* WHAT YOU WILL DO *
Take the entries that follow and write each one out exactly.

[DATASET ENTRIES Boundary: Start]

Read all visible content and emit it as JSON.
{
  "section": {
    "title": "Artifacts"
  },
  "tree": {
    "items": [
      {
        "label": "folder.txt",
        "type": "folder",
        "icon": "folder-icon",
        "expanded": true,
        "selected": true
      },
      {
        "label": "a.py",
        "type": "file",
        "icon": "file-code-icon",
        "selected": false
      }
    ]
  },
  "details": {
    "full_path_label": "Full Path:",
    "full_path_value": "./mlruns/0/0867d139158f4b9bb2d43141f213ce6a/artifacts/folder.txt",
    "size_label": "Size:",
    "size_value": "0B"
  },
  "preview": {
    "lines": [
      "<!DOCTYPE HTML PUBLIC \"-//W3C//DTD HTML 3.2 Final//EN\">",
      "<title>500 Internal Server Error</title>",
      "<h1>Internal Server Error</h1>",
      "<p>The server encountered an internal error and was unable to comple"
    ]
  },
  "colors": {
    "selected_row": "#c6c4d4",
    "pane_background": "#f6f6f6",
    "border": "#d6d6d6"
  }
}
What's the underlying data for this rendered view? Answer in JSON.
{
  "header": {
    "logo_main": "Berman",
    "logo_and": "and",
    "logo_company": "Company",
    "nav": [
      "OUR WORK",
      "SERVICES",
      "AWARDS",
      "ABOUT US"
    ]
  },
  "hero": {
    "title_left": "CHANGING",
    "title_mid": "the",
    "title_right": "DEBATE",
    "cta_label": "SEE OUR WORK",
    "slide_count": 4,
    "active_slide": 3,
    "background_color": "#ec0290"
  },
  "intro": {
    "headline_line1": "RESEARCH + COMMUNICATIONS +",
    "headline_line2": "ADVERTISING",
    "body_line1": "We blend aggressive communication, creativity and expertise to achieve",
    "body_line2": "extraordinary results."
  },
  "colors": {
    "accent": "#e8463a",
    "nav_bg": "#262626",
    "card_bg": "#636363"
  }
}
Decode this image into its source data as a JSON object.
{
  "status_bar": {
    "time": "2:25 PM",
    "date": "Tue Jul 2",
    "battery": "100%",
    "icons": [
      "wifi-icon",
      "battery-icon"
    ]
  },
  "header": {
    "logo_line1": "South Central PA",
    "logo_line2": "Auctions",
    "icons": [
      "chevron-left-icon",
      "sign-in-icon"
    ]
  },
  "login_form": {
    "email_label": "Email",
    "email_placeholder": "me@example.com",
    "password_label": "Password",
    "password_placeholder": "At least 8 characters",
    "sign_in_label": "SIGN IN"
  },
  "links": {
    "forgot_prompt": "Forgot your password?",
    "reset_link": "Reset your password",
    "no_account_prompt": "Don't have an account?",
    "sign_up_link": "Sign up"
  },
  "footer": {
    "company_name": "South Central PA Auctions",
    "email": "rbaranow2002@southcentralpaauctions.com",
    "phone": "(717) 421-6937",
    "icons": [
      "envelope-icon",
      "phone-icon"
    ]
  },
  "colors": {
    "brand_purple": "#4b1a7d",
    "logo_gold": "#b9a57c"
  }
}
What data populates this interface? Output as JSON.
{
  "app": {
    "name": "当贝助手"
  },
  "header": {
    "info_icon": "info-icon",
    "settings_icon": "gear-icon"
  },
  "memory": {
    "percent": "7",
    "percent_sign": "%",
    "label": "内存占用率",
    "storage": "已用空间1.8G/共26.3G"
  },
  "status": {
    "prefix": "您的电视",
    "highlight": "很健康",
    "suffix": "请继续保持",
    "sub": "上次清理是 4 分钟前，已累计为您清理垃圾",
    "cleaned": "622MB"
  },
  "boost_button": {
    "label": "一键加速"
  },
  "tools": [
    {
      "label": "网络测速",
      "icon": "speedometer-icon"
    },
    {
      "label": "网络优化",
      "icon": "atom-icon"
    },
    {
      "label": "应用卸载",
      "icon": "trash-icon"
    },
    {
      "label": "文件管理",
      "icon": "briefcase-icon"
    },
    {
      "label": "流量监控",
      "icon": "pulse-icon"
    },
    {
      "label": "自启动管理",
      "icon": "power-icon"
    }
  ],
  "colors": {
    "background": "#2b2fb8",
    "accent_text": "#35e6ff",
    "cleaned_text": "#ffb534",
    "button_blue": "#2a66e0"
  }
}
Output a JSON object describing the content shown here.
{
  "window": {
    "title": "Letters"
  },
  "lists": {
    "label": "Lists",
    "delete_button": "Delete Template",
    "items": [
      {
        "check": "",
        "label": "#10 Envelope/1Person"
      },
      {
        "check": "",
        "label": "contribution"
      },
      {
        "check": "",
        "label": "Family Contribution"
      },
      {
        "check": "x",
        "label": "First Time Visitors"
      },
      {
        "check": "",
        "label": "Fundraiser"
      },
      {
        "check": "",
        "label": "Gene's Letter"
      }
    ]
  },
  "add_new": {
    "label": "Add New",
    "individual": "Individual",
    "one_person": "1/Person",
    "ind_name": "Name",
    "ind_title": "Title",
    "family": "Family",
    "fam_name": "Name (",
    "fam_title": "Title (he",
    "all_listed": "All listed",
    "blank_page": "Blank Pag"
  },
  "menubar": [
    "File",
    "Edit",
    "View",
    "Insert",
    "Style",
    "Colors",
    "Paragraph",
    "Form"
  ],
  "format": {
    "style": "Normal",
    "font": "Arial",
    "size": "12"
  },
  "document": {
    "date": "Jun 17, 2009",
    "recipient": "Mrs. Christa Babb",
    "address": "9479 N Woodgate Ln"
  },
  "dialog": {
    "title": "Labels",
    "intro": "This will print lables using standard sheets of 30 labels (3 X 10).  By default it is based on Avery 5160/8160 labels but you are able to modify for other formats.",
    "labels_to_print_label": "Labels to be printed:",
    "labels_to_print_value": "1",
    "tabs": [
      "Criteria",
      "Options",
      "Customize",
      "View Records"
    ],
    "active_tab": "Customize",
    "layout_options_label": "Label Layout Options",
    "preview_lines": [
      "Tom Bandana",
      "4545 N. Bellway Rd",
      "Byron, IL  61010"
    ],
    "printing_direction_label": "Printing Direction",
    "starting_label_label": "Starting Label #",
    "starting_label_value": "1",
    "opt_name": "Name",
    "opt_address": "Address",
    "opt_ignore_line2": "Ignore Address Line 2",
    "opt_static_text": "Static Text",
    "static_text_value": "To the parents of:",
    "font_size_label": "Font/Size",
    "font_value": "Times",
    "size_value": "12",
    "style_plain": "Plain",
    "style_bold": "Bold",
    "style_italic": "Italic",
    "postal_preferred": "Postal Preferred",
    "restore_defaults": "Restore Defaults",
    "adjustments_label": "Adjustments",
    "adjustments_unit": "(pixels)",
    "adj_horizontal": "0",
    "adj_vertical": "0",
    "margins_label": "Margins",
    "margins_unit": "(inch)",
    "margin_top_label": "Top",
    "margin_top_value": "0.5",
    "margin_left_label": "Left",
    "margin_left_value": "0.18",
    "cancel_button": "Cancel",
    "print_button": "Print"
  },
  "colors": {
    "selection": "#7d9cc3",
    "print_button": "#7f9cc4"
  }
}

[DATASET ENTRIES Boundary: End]

* ANSWER BOX *
Read all visible content and emit it as JSON.
{
  "section": {
    "title": "Artifacts"
  },
  "tree": {
    "items": [
      {
        "label": "folder.txt",
        "type": "folder",
        "icon": "folder-icon",
        "expanded": true,
        "selected": true
      },
      {
        "label": "a.py",
        "type": "file",
        "icon": "file-code-icon",
        "selected": false
      }
    ]
  },
  "details": {
    "full_path_label": "Full Path:",
    "full_path_value": "./mlruns/0/0867d139158f4b9bb2d43141f213ce6a/artifacts/folder.txt",
    "size_label": "Size:",
    "size_value": "0B"
  },
  "preview": {
    "lines": [
      "<!DOCTYPE HTML PUBLIC \"-//W3C//DTD HTML 3.2 Final//EN\">",
      "<title>500 Internal Server Error</title>",
      "<h1>Internal Server Error</h1>",
      "<p>The server encountered an internal error and was unable to comple"
    ]
  },
  "colors": {
    "selected_row": "#c6c4d4",
    "pane_background": "#f6f6f6",
    "border": "#d6d6d6"
  }
}
What's the underlying data for this rendered view? Answer in JSON.
{
  "header": {
    "logo_main": "Berman",
    "logo_and": "and",
    "logo_company": "Company",
    "nav": [
      "OUR WORK",
      "SERVICES",
      "AWARDS",
      "ABOUT US"
    ]
  },
  "hero": {
    "title_left": "CHANGING",
    "title_mid": "the",
    "title_right": "DEBATE",
    "cta_label": "SEE OUR WORK",
    "slide_count": 4,
    "active_slide": 3,
    "background_color": "#ec0290"
  },
  "intro": {
    "headline_line1": "RESEARCH + COMMUNICATIONS +",
    "headline_line2": "ADVERTISING",
    "body_line1": "We blend aggressive communication, creativity and expertise to achieve",
    "body_line2": "extraordinary results."
  },
  "colors": {
    "accent": "#e8463a",
    "nav_bg": "#262626",
    "card_bg": "#636363"
  }
}
Decode this image into its source data as a JSON object.
{
  "status_bar": {
    "time": "2:25 PM",
    "date": "Tue Jul 2",
    "battery": "100%",
    "icons": [
      "wifi-icon",
      "battery-icon"
    ]
  },
  "header": {
    "logo_line1": "South Central PA",
    "logo_line2": "Auctions",
    "icons": [
      "chevron-left-icon",
      "sign-in-icon"
    ]
  },
  "login_form": {
    "email_label": "Email",
    "email_placeholder": "me@example.com",
    "password_label": "Password",
    "password_placeholder": "At least 8 characters",
    "sign_in_label": "SIGN IN"
  },
  "links": {
    "forgot_prompt": "Forgot your password?",
    "reset_link": "Reset your password",
    "no_account_prompt": "Don't have an account?",
    "sign_up_link": "Sign up"
  },
  "footer": {
    "company_name": "South Central PA Auctions",
    "email": "rbaranow2002@southcentralpaauctions.com",
    "phone": "(717) 421-6937",
    "icons": [
      "envelope-icon",
      "phone-icon"
    ]
  },
  "colors": {
    "brand_purple": "#4b1a7d",
    "logo_gold": "#b9a57c"
  }
}
What data populates this interface? Output as JSON.
{
  "app": {
    "name": "当贝助手"
  },
  "header": {
    "info_icon": "info-icon",
    "settings_icon": "gear-icon"
  },
  "memory": {
    "percent": "7",
    "percent_sign": "%",
    "label": "内存占用率",
    "storage": "已用空间1.8G/共26.3G"
  },
  "status": {
    "prefix": "您的电视",
    "highlight": "很健康",
    "suffix": "请继续保持",
    "sub": "上次清理是 4 分钟前，已累计为您清理垃圾",
    "cleaned": "622MB"
  },
  "boost_button": {
    "label": "一键加速"
  },
  "tools": [
    {
      "label": "网络测速",
      "icon": "speedometer-icon"
    },
    {
      "label": "网络优化",
      "icon": "atom-icon"
    },
    {
      "label": "应用卸载",
      "icon": "trash-icon"
    },
    {
      "label": "文件管理",
      "icon": "briefcase-icon"
    },
    {
      "label": "流量监控",
      "icon": "pulse-icon"
    },
    {
      "label": "自启动管理",
      "icon": "power-icon"
    }
  ],
  "colors": {
    "background": "#2b2fb8",
    "accent_text": "#35e6ff",
    "cleaned_text": "#ffb534",
    "button_blue": "#2a66e0"
  }
}
Output a JSON object describing the content shown here.
{
  "window": {
    "title": "Letters"
  },
  "lists": {
    "label": "Lists",
    "delete_button": "Delete Template",
    "items": [
      {
        "check": "",
        "label": "#10 Envelope/1Person"
      },
      {
        "check": "",
        "label": "contribution"
      },
      {
        "check": "",
        "label": "Family Contribution"
      },
      {
        "check": "x",
        "label": "First Time Visitors"
      },
      {
        "check": "",
        "label": "Fundraiser"
      },
      {
        "check": "",
        "label": "Gene's Letter"
      }
    ]
  },
  "add_new": {
    "label": "Add New",
    "individual": "Individual",
    "one_person": "1/Person",
    "ind_name": "Name",
    "ind_title": "Title",
    "family": "Family",
    "fam_name": "Name (",
    "fam_title": "Title (he",
    "all_listed": "All listed",
    "blank_page": "Blank Pag"
  },
  "menubar": [
    "File",
    "Edit",
    "View",
    "Insert",
    "Style",
    "Colors",
    "Paragraph",
    "Form"
  ],
  "format": {
    "style": "Normal",
    "font": "Arial",
    "size": "12"
  },
  "document": {
    "date": "Jun 17, 2009",
    "recipient": "Mrs. Christa Babb",
    "address": "9479 N Woodgate Ln"
  },
  "dialog": {
    "title": "Labels",
    "intro": "This will print lables using standard sheets of 30 labels (3 X 10).  By default it is based on Avery 5160/8160 labels but you are able to modify for other formats.",
    "labels_to_print_label": "Labels to be printed:",
    "labels_to_print_value": "1",
    "tabs": [
      "Criteria",
      "Options",
      "Customize",
      "View Records"
    ],
    "active_tab": "Customize",
    "layout_options_label": "Label Layout Options",
    "preview_lines": [
      "Tom Bandana",
      "4545 N. Bellway Rd",
      "Byron, IL  61010"
    ],
    "printing_direction_label": "Printing Direction",
    "starting_label_label": "Starting Label #",
    "starting_label_value": "1",
    "opt_name": "Name",
    "opt_address": "Address",
    "opt_ignore_line2": "Ignore Address Line 2",
    "opt_static_text": "Static Text",
    "static_text_value": "To the parents of:",
    "font_size_label": "Font/Size",
    "font_value": "Times",
    "size_value": "12",
    "style_plain": "Plain",
    "style_bold": "Bold",
    "style_italic": "Italic",
    "postal_preferred": "Postal Preferred",
    "restore_defaults": "Restore Defaults",
    "adjustments_label": "Adjustments",
    "adjustments_unit": "(pixels)",
    "adj_horizontal": "0",
    "adj_vertical": "0",
    "margins_label": "Margins",
    "margins_unit": "(inch)",
    "margin_top_label": "Top",
    "margin_top_value": "0.5",
    "margin_left_label": "Left",
    "margin_left_value": "0.18",
    "cancel_button": "Cancel",
    "print_button": "Print"
  },
  "colors": {
    "selection": "#7d9cc3",
    "print_button": "#7f9cc4"
  }
}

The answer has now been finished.